● WHAT IS REQUIRED: Repeat, line for line, the entries printed below.

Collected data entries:
==*==

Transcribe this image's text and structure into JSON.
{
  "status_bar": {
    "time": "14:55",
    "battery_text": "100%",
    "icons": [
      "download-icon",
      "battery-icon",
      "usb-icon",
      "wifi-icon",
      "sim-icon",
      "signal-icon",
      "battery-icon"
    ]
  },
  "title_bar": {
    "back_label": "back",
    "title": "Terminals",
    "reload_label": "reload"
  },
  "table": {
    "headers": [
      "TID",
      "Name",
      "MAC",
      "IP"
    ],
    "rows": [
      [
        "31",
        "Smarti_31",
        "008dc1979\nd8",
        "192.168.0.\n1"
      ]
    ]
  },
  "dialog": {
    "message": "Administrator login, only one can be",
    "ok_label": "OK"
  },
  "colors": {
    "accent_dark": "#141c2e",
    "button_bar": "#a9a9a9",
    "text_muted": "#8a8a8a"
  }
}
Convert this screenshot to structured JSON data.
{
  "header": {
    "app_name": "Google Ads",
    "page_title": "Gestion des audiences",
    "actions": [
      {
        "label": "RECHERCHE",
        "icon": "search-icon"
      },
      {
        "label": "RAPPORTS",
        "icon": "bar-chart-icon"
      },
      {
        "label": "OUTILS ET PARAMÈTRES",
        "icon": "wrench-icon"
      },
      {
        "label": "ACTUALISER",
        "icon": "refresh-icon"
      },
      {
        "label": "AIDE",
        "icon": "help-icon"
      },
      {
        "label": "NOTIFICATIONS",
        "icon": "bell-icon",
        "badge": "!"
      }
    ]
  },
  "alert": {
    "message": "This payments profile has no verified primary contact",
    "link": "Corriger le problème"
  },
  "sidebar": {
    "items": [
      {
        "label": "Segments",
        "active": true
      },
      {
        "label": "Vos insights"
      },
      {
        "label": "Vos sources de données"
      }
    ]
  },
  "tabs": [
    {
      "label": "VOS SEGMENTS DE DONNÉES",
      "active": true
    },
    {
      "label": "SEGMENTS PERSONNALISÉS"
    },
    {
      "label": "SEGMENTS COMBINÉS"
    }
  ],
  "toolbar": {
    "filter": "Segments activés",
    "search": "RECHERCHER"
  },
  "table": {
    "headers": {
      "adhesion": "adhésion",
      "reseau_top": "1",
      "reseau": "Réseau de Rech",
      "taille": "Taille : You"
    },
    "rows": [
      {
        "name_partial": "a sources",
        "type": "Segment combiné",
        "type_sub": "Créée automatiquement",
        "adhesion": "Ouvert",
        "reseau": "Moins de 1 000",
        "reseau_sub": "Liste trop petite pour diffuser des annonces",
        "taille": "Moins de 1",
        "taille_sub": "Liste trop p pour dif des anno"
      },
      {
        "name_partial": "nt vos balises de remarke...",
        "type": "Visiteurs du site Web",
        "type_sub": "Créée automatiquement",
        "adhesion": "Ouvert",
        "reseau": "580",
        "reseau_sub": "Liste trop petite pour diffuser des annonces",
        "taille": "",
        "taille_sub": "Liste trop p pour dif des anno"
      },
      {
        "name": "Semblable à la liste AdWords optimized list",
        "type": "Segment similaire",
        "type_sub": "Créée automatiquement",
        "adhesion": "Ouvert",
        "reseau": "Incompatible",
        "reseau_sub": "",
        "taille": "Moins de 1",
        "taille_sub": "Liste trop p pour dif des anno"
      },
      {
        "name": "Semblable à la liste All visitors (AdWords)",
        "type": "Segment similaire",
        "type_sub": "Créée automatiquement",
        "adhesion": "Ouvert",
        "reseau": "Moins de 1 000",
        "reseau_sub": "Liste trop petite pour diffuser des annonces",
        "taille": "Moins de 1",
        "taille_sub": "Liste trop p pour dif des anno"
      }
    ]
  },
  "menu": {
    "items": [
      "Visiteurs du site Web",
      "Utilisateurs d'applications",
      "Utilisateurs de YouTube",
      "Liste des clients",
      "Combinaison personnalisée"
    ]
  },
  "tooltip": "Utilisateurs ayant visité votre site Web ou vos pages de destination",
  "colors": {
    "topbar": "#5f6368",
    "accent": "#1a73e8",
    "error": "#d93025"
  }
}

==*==

● EXERCISE RESULT:
Transcribe this image's text and structure into JSON.
{
  "status_bar": {
    "time": "14:55",
    "battery_text": "100%",
    "icons": [
      "download-icon",
      "battery-icon",
      "usb-icon",
      "wifi-icon",
      "sim-icon",
      "signal-icon",
      "battery-icon"
    ]
  },
  "title_bar": {
    "back_label": "back",
    "title": "Terminals",
    "reload_label": "reload"
  },
  "table": {
    "headers": [
      "TID",
      "Name",
      "MAC",
      "IP"
    ],
    "rows": [
      [
        "31",
        "Smarti_31",
        "008dc1979\nd8",
        "192.168.0.\n1"
      ]
    ]
  },
  "dialog": {
    "message": "Administrator login, only one can be",
    "ok_label": "OK"
  },
  "colors": {
    "accent_dark": "#141c2e",
    "button_bar": "#a9a9a9",
    "text_muted": "#8a8a8a"
  }
}
Convert this screenshot to structured JSON data.
{
  "header": {
    "app_name": "Google Ads",
    "page_title": "Gestion des audiences",
    "actions": [
      {
        "label": "RECHERCHE",
        "icon": "search-icon"
      },
      {
        "label": "RAPPORTS",
        "icon": "bar-chart-icon"
      },
      {
        "label": "OUTILS ET PARAMÈTRES",
        "icon": "wrench-icon"
      },
      {
        "label": "ACTUALISER",
        "icon": "refresh-icon"
      },
      {
        "label": "AIDE",
        "icon": "help-icon"
      },
      {
        "label": "NOTIFICATIONS",
        "icon": "bell-icon",
        "badge": "!"
      }
    ]
  },
  "alert": {
    "message": "This payments profile has no verified primary contact",
    "link": "Corriger le problème"
  },
  "sidebar": {
    "items": [
      {
        "label": "Segments",
        "active": true
      },
      {
        "label": "Vos insights"
      },
      {
        "label": "Vos sources de données"
      }
    ]
  },
  "tabs": [
    {
      "label": "VOS SEGMENTS DE DONNÉES",
      "active": true
    },
    {
      "label": "SEGMENTS PERSONNALISÉS"
    },
    {
      "label": "SEGMENTS COMBINÉS"
    }
  ],
  "toolbar": {
    "filter": "Segments activés",
    "search": "RECHERCHER"
  },
  "table": {
    "headers": {
      "adhesion": "adhésion",
      "reseau_top": "1",
      "reseau": "Réseau de Rech",
      "taille": "Taille : You"
    },
    "rows": [
      {
        "name_partial": "a sources",
        "type": "Segment combiné",
        "type_sub": "Créée automatiquement",
        "adhesion": "Ouvert",
        "reseau": "Moins de 1 000",
        "reseau_sub": "Liste trop petite pour diffuser des annonces",
        "taille": "Moins de 1",
        "taille_sub": "Liste trop p pour dif des anno"
      },
      {
        "name_partial": "nt vos balises de remarke...",
        "type": "Visiteurs du site Web",
        "type_sub": "Créée automatiquement",
        "adhesion": "Ouvert",
        "reseau": "580",
        "reseau_sub": "Liste trop petite pour diffuser des annonces",
        "taille": "",
        "taille_sub": "Liste trop p pour dif des anno"
      },
      {
        "name": "Semblable à la liste AdWords optimized list",
        "type": "Segment similaire",
        "type_sub": "Créée automatiquement",
        "adhesion": "Ouvert",
        "reseau": "Incompatible",
        "reseau_sub": "",
        "taille": "Moins de 1",
        "taille_sub": "Liste trop p pour dif des anno"
      },
      {
        "name": "Semblable à la liste All visitors (AdWords)",
        "type": "Segment similaire",
        "type_sub": "Créée automatiquement",
        "adhesion": "Ouvert",
        "reseau": "Moins de 1 000",
        "reseau_sub": "Liste trop petite pour diffuser des annonces",
        "taille": "Moins de 1",
        "taille_sub": "Liste trop p pour dif des anno"
      }
    ]
  },
  "menu": {
    "items": [
      "Visiteurs du site Web",
      "Utilisateurs d'applications",
      "Utilisateurs de YouTube",
      "Liste des clients",
      "Combinaison personnalisée"
    ]
  },
  "tooltip": "Utilisateurs ayant visité votre site Web ou vos pages de destination",
  "colors": {
    "topbar": "#5f6368",
    "accent": "#1a73e8",
    "error": "#d93025"
  }
}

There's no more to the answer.